Should Producers Price Some Wheat Now?
Tune into GrainTV and hear what Cody thinks wheat producers should do with this rally.
Wheat Moves Higher On Talk of Russia
Wheat prices continue to climb as the market monitors the effect of certain restrictions that have been imposed by the VPSS.
In the overnight session corn, soybean and wheat are all trading higher. Corn improved 3 ¼ cents, soybeans is up 3 ½ cents and wheat is trading 13 ½ cents higher this morning. The wheat market is continuing focus on the developments in Russia as yesterday’s announcement that the Veterinary...[Read More]
Soybean Slide as Demand Numbers Fail to Impress

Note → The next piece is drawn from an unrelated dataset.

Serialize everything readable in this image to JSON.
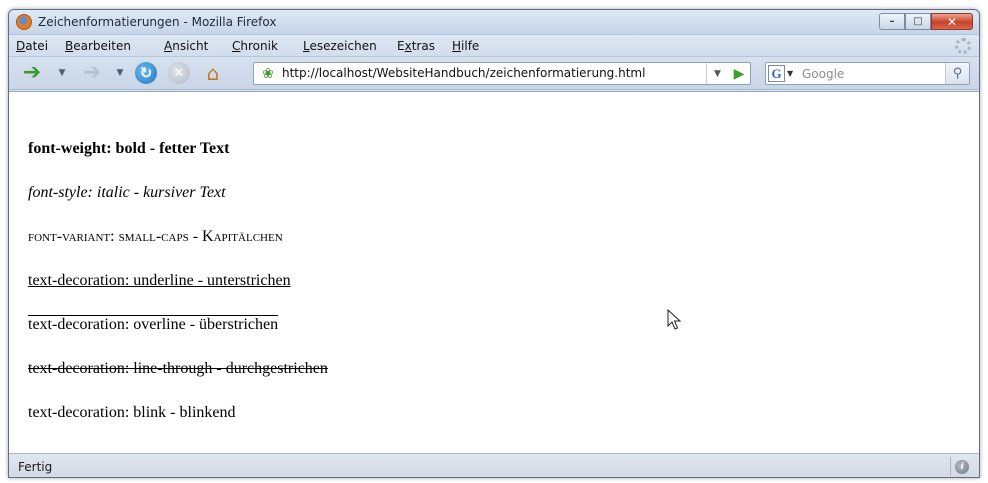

Cody discusses the movement in corn, soybeans and wheat and what caused the decline in soybean prices. Cody discusses the situation in Russian and how that is impacting the U.S. Wheat market.
Russia Aims to Lift Grain Prices
Russia is looking to purchase grain for domestic stocks to help lift prices.
Corn and soybeans are trading lower this morning with corn down 2 ¾ cents, soybeans down 9 ¾ cents and wheat trading 6 ¾ cents higher. Wheat continues its move higher as Russian policy aims at curbing exports.
NOPA Crush Numbers Disappoint
The NOPA crush numbers were released at 11 CST and came in below the average guess. Tune into GrainTV to see what else was moving the market.
Grains start the week in mostly positive territory
Grains started the week in mostly positive territory with soybeans advancing 5 cents while corn was up 3. Wheat was fractionally lower in the night trade.
Corn was bolstered in the night session after Friday’s announcement by Syngenta that it was close to approval by China for its MIR...[Read More]
Grains Trade Higher to Close the Week[Read More]
Geo Grain Commentary
Higher futures prices and aggressive farmer selling helped keep soybean basis unchanged for the week, while US average corn basis rose 2 cents a bushel.
For soybeans, river terminals were hard hit this week slipping 5-cents a bushel as weakness at the Gulf combined with an uptick in...[Read More]
Grains extended their gains in the overnight session
Grains extended their gains in the overnight session with front-month March wheat futures climbing above $6 a bushel but hitting resistance at $6.10. Corn and soybeans were also up posting 5 cent advances at the end of the night trade.[Read More]
Strong Export Sales[Read More]
WASDE Out Today[Read More]
Feed & Grain Announces Harvest 2014 Photo Contest
Many grain handlers are facing serious storage challenges, but if there’s one thing this industry isn’t short on, it’s innovation and resourcefulness.[Read More]
Will we see new highs in tomorrow’s trade?
Cody discusses WASDE expectations and what that could mean for the market. He also looks at what to expect from South American crop production.[Read More]